We would like to thank two anonymous referees for their comments and suggestion, which helped to shape the exposition of the paper. We are also grateful to Elisabet Rutstrom, Glenn W. Harrison, Giovanni Ponti, Paloma Ubeda, Juan D. Moreno-Ternero, Hubert Janos Kiss, Alfonso Rosa-Garcia, David Gill, Vicente Calabuig, Gonzalo Olcina and Jaromir Kovarik for valuable comments. Financial support from the Instituto Valenciano de Investigaciones Economicas (IVIE) and the Spanish Ministry of Education and Science under the projects SEJ2007-62656 and ECO2011-29230 is gratefully acknowledged.

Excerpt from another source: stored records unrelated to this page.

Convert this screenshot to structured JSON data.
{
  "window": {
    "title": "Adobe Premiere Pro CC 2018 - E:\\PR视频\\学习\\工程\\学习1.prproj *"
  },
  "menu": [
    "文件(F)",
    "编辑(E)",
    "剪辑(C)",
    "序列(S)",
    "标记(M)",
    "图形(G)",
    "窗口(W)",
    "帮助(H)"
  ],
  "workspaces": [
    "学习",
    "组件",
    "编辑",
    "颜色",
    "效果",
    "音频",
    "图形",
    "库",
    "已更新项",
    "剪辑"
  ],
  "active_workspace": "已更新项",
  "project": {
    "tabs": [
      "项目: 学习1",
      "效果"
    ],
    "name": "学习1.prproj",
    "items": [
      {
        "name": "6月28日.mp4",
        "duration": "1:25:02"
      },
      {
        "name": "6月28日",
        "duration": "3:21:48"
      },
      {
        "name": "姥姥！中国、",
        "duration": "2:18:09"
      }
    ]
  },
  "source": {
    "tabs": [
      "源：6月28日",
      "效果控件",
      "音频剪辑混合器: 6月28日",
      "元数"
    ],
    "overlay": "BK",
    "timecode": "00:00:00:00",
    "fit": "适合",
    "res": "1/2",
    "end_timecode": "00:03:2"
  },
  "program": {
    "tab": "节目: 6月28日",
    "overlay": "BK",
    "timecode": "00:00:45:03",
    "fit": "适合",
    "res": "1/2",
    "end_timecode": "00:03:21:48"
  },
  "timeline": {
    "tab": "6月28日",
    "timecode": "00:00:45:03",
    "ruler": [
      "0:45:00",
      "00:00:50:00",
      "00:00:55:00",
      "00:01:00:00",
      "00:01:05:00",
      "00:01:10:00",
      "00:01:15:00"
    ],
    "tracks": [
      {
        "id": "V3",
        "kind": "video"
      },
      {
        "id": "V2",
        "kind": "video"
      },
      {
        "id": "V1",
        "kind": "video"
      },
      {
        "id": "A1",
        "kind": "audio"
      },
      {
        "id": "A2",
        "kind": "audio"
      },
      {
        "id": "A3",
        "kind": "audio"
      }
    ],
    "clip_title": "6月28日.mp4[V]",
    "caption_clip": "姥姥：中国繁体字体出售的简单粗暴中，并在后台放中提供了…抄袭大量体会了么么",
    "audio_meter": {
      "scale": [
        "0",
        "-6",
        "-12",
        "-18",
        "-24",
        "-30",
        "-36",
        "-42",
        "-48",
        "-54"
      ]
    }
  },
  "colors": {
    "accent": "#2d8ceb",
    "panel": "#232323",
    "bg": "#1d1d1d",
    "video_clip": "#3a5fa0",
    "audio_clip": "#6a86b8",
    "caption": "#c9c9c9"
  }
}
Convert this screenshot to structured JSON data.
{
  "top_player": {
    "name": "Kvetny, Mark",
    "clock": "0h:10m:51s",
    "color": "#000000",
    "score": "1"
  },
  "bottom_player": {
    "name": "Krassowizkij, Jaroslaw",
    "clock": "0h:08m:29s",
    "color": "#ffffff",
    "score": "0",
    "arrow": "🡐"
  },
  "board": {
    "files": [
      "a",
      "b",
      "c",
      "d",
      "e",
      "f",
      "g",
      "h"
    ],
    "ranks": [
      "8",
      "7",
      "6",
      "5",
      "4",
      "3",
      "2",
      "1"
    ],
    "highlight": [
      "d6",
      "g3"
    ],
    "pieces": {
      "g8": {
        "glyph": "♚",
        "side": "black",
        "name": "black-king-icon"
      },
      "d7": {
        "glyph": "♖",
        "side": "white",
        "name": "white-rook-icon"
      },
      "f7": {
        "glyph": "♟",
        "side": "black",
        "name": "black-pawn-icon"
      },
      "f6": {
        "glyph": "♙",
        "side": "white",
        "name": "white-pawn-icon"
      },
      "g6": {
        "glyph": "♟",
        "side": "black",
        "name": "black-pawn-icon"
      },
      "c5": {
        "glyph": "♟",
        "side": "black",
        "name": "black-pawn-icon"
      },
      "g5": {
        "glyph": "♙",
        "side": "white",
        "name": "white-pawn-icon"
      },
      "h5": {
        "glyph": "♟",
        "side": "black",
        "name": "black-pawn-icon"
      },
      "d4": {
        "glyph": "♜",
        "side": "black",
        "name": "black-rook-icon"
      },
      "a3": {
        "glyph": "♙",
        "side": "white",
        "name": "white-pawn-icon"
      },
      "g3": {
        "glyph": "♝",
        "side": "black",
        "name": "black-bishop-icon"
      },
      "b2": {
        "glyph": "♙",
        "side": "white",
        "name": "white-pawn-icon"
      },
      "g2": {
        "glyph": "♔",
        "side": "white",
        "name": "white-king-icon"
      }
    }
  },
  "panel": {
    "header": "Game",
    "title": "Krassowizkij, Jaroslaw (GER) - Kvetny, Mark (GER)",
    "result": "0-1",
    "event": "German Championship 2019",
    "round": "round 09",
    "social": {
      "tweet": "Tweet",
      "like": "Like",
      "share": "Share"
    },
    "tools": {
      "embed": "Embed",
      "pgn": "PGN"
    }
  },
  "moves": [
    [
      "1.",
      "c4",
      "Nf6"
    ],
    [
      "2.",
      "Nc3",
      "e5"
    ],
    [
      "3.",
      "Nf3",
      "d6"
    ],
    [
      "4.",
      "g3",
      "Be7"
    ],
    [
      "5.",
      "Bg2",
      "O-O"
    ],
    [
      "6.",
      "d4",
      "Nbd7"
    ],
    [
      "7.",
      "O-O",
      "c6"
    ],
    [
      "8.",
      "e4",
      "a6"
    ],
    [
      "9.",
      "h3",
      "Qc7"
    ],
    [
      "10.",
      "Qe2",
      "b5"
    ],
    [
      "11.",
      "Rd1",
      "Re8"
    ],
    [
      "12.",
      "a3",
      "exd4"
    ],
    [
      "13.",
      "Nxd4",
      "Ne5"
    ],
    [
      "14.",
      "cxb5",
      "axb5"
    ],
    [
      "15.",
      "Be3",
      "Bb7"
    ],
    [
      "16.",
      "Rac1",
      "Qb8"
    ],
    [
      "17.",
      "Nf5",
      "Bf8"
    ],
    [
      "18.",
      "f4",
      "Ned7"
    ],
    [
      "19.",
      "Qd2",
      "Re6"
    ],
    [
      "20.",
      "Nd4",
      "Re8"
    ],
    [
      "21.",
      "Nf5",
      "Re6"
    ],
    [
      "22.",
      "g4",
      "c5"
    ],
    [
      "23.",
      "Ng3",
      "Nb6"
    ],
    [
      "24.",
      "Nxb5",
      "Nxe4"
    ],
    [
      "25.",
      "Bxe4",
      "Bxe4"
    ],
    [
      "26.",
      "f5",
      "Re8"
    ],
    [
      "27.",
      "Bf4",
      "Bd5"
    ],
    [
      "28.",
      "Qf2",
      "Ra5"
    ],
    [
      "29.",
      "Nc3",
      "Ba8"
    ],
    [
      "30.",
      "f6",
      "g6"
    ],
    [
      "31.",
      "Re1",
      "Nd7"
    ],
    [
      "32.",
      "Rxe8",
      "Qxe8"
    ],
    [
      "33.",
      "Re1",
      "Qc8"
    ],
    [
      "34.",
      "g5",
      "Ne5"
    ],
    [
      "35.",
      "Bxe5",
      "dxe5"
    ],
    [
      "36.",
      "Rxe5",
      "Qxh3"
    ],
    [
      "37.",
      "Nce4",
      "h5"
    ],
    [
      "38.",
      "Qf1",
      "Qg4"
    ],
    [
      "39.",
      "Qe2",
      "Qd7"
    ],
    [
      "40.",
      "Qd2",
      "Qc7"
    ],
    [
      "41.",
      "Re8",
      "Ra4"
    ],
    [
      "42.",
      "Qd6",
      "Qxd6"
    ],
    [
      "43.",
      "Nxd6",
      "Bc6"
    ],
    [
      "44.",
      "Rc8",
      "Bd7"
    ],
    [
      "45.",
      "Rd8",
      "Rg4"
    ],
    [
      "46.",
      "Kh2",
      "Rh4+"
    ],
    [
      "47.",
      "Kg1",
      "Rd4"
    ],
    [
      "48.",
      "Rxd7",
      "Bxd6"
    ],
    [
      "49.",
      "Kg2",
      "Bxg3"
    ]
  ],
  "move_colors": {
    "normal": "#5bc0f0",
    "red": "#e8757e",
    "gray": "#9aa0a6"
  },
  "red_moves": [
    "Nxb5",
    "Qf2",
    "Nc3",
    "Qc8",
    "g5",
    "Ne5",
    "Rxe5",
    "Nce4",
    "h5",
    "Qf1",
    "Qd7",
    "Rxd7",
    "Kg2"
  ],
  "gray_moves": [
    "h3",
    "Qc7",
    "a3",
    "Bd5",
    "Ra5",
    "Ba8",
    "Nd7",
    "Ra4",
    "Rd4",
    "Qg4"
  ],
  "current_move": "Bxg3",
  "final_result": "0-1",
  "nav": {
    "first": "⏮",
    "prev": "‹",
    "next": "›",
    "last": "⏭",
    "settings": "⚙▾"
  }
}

Hereafter we focus our exposition on the dictator game with production, which has been an important device for studying social preferences and distributional justice. We note that the existence of the production stage is important to disentangle the effect of fairness concerns and property rights in the final outcome. As noted by Cherry

Frohlich

The approach in Cappelen

We acknowledge that it might be hard to disentangle which variables are under the subjects’ control and which variables are outside their control in some situations. We find, however, that the classification of factors within and beyond individuals’ control is beyond the scope of this paper. For further discussion on this topic, the interested reader can see Fleurbaey and Maniquet [

For the special case in which β = 0.5, the dictator is indifferent between any share x_{d}ϵ_{d}, x_{r}) that satisfy x_{d}ϵ_{r} = _{d}≥ 0. The models of Bolton and Ockenfelds [

We note that we have rewritten the original equation in Frohlich _{d} + y_{r }= x_{d }+ x_{r}, the latter term in equation (4) can also be thought of as the cost of not giving to the recipient her production.

Nonlinear versions of our model would predict interior results that lead to compromises between these fairness ideals. The interested reader can find a brief discussion about the linearity assumption in the supplementary material. We note that Bolton and Ockenfelds [

The experimental design in Rodriguez-Lara and Moreno-Garrido [

Recall that we focus on the case in which the dictator is rewarded at a higher rate; therefore the recipient's monetary contribution to the surplus will be below her contribution in terms of inputs (a_{r }> y_{r}). Graphically, this implies that the dotted curve (the accountability principle) is above the 45-degree line (the libertarian principle). Both principles coincide when (y_{r }/ _{r }/ _{r }= 0). The contrary is true if (y_{r }/ _{r }/ _{d }= 1.5 and p_{r }= 1. Thus, the egalitarian principle and the libertarian one coincide when (y_{r }/ _{r }= _{r }/ _{r }= _{d }= q_{r}), which implies that y_{r }/

We note that our model cannot be tested using the reported data in other experiments such as Bolton and Ockenfelds [